Harford County CIO would like the network to provide low-cost wireless connectivity to residents and free Wi-Fi access for business use.

Harford County, Md., is planning to implement a countywide wireless network to provide Internet access to government agencies, businesses and residents.

The $8 million proposal would consolidate existing networks into a single, secure high-speed IP network providing Internet, Ethernet and voice over IP. The project, called the Harford County Metro Area Network (HMAN), was outlined in the county’s proposed fiscal year 2012 Capital Budget and Capital Improvement Program.

Harford County is in northeast Maryland on the Chesapeake Bay, northeast of Baltimore.

“This new architecture creates a multiservice network that provides the government, public safety, education, health care, commercial and residential users a single infrastructure, with complete sovereignty and security, on an advanced consolidated core backbone,” according to the Capital Improvement Plan.

Although plans to build the network haven’t been finalized, Harford County CIO Justus Eapen said he would like the network to provide low-cost wireless connectivity starting at about $20 a month to residents and free Wi-Fi access for business use.

“I think anywhere in the county, at least where there’s enough of a saturation of need, people should be able to connect to the wireless for free for business use,” Eapen said. “That means if you are in downtown Bel Air and you want to check your e-mail, you should be able to.”

Eapen said he’d like to see Internet connectivity up and running within the next six months, but conceded that project delays could stem from the procurement process that would push it out as long as three years. The project might get funded through county bonds, which is a common practice for the county’s IT capital projects.

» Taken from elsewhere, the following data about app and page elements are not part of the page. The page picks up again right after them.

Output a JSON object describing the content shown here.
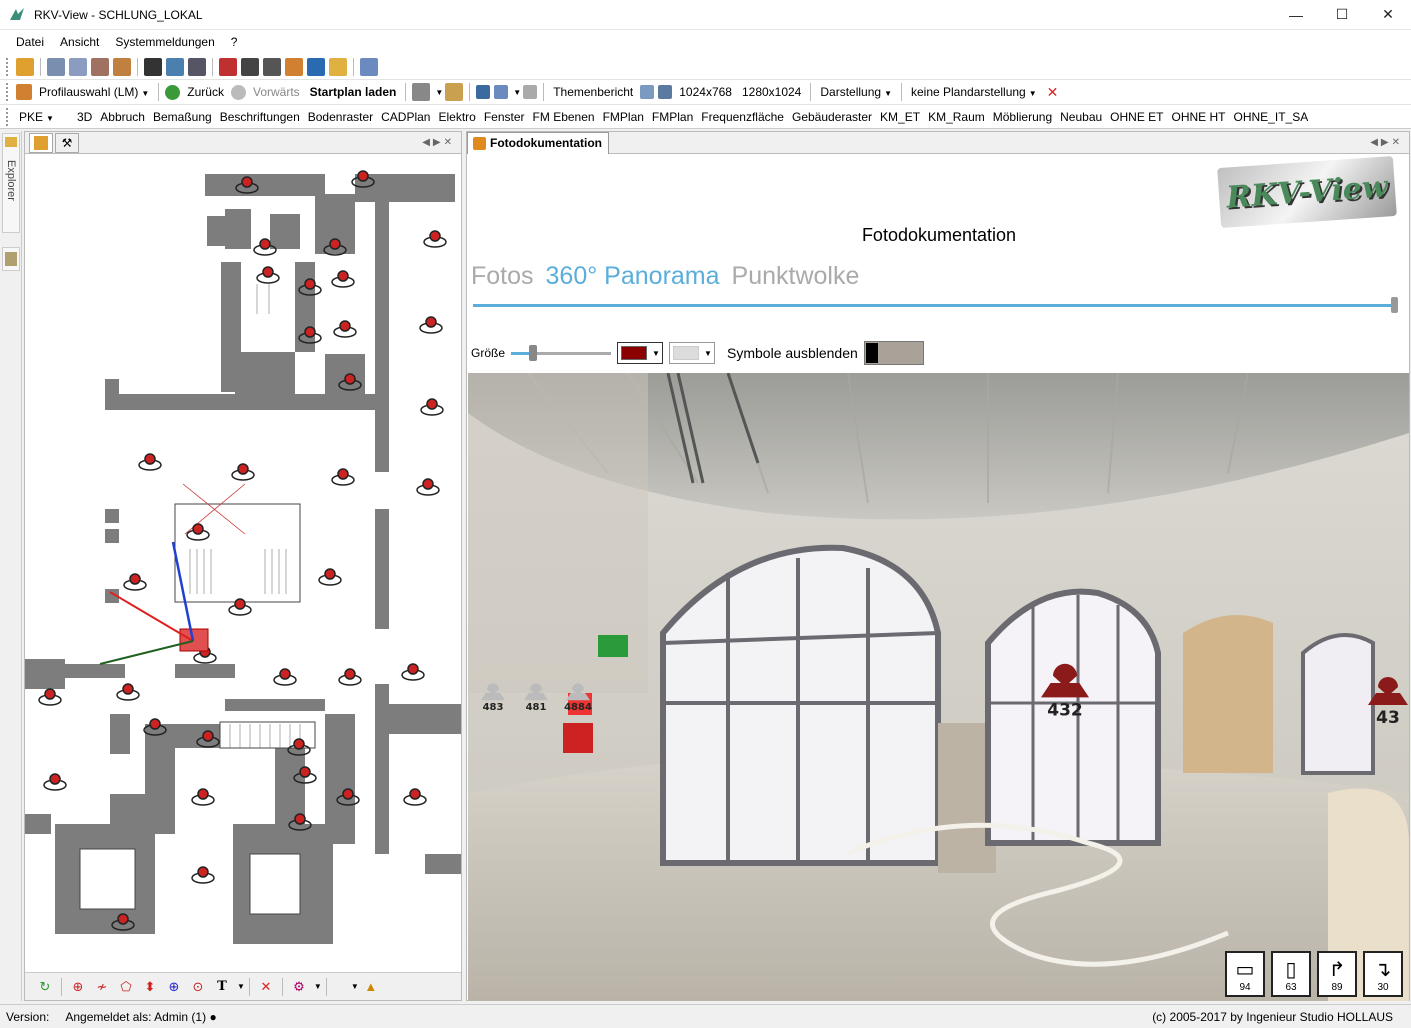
{
  "window": {
    "title": "RKV-View - SCHLUNG_LOKAL",
    "icon": "rkv-app-icon"
  },
  "menu": [
    "Datei",
    "Ansicht",
    "Systemmeldungen",
    "?"
  ],
  "toolbar2": {
    "profile": "Profilauswahl (LM)",
    "back": "Zurück",
    "forward": "Vorwärts",
    "startplan": "Startplan laden",
    "themenbericht": "Themenbericht",
    "res1": "1024x768",
    "res2": "1280x1024",
    "darstellung": "Darstellung",
    "plandarstellung": "keine Plandarstellung"
  },
  "layers": {
    "first": "PKE",
    "items": [
      "3D",
      "Abbruch",
      "Bemaßung",
      "Beschriftungen",
      "Bodenraster",
      "CADPlan",
      "Elektro",
      "Fenster",
      "FM Ebenen",
      "FMPlan",
      "FMPlan",
      "Frequenzfläche",
      "Gebäuderaster",
      "KM_ET",
      "KM_Raum",
      "Möblierung",
      "Neubau",
      "OHNE ET",
      "OHNE HT",
      "OHNE_IT_SA"
    ]
  },
  "sidebar": {
    "explorer_label": "Explorer"
  },
  "right_pane": {
    "tab_label": "Fotodokumentation",
    "logo_text": "RKV-View",
    "heading": "Fotodokumentation",
    "tabs": [
      {
        "label": "Fotos",
        "active": false
      },
      {
        "label": "360° Panorama",
        "active": true
      },
      {
        "label": "Punktwolke",
        "active": false
      }
    ],
    "size_label": "Größe",
    "size_value": 0.22,
    "symbol_color": "#8b0000",
    "bg_color": "#dcdcdc",
    "hide_symbols_label": "Symbole ausblenden",
    "hud": [
      {
        "icon": "floor-plan-icon",
        "value": "94"
      },
      {
        "icon": "room-icon",
        "value": "63"
      },
      {
        "icon": "axis-icon",
        "value": "89"
      },
      {
        "icon": "axis-down-icon",
        "value": "30"
      }
    ],
    "markers": [
      {
        "label": "483",
        "color": "#bbbbbb"
      },
      {
        "label": "481",
        "color": "#bbbbbb"
      },
      {
        "label": "4884",
        "color": "#bbbbbb"
      },
      {
        "label": "432",
        "color": "#8b1a1a"
      },
      {
        "label": "43",
        "color": "#8b1a1a"
      }
    ]
  },
  "status": {
    "version": "Version:",
    "user": "Angemeldet als: Admin (1)",
    "copyright": "(c) 2005-2017 by Ingenieur Studio HOLLAUS"
  }
}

At least one local newspaper has questioned the accuracy of the network’s $8 million price tag and concluded that the wireless technology might be obsolete before the bonds were paid off. But Eapen said the network is something the county needs and that obsolescence will happen someday no matter what. 

Eapen said the $8 million project should have a return on investment within three years. “It’s not something that’s a harebrained idea; it is something that is a very sound and viable project.”

The idea for the HMAN project initially stemmed from the county’s need to provide bandwidth to more locations. Six months ago Harford County received federal stimulus funds that are partially covering fiber network connections to 20 core sites, including school systems and the Sheriff’s Office, Eapen said.

The countywide push for wireless connectivity is a separate but related project.

“If you invest millions of dollars for a fiber project, ultimately you need to have a mechanism to make sure that people have access to that infrastructure,” Eapen said.